Crispin Hughes captures the unseen world between the tides– an empty, wild place in the heart of London. The 18 pictures, each over two metres wide and taking in 360º, capture the play of shadow and light, the massive drowned structures revealed by the ebbing tide and a sense of expectation and foreboding that the river carries with it.
I prefer this photograph out of the Unquiet Thames exhibition,due to it being minimal and not messy. I also like this photo due to the two spots of light at either end of the tunnel. I think having a spot of light, the pole and then another spot of light,makes the photo more interesting. By having each side almost look identical it gives it a sense of symmetry. By having it look like it is symmetrical it starts to make you question whether it is or not, and how they have created this photo. However by having slight changes on each side of the photo it makes a huge difference once you look closer.
I also quite like this photo. It is also from the same exhibition Unquiet Thames,I like this one due to be it being minimalistic like the first. Minimalistic works best with the shoots he takes as if it was full of things I don’t think the photo would have much purpose and it would take away his main focus, which is the Thames.

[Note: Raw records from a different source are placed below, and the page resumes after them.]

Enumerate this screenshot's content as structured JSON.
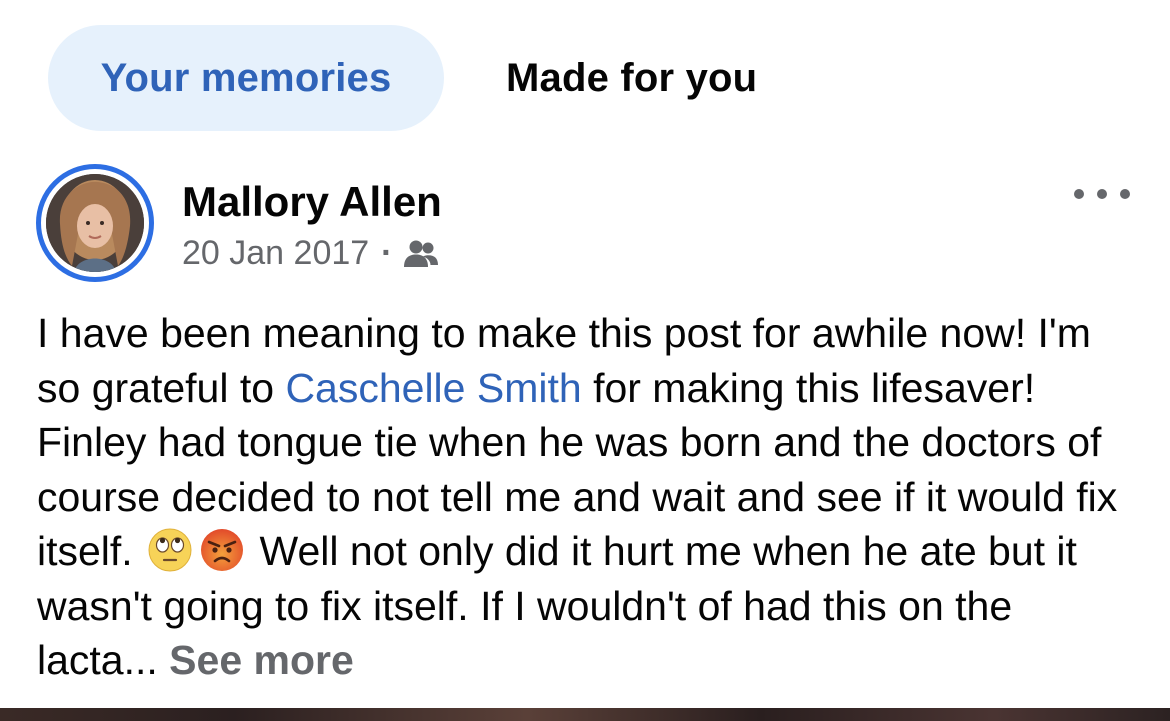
{
  "tabs": {
    "your_memories": "Your memories",
    "made_for_you": "Made for you"
  },
  "post": {
    "author": "Mallory Allen",
    "date": "20 Jan 2017",
    "separator": "·",
    "audience_icon": "friends-icon",
    "more_icon": "more-options-icon",
    "text_part1": "I have been meaning to make this post for awhile now! I'm so grateful to ",
    "mention": "Caschelle Smith",
    "text_part2": " for making this lifesaver! Finley had tongue tie when he was born and the doctors of course decided to not tell me and wait and see if it would fix itself. ",
    "emoji_1": "eye-roll-emoji",
    "emoji_2": "angry-face-emoji",
    "text_part3": " Well not only did it hurt me when he ate but it wasn't going to fix itself. If I wouldn't of had this on the lacta... ",
    "see_more": "See more"
  },
  "colors": {
    "accent": "#2f63b8",
    "tab_active_bg": "#e6f1fc",
    "avatar_ring": "#2d6ee3",
    "secondary_text": "#65676b"
  }
}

In both these photos I have chosen I feel like he didn’t need to do much editing to them as both of the photos have two beams of light coming from either side of the shot. The grunge look he has portrayed makes the water look really muddy and unappealing.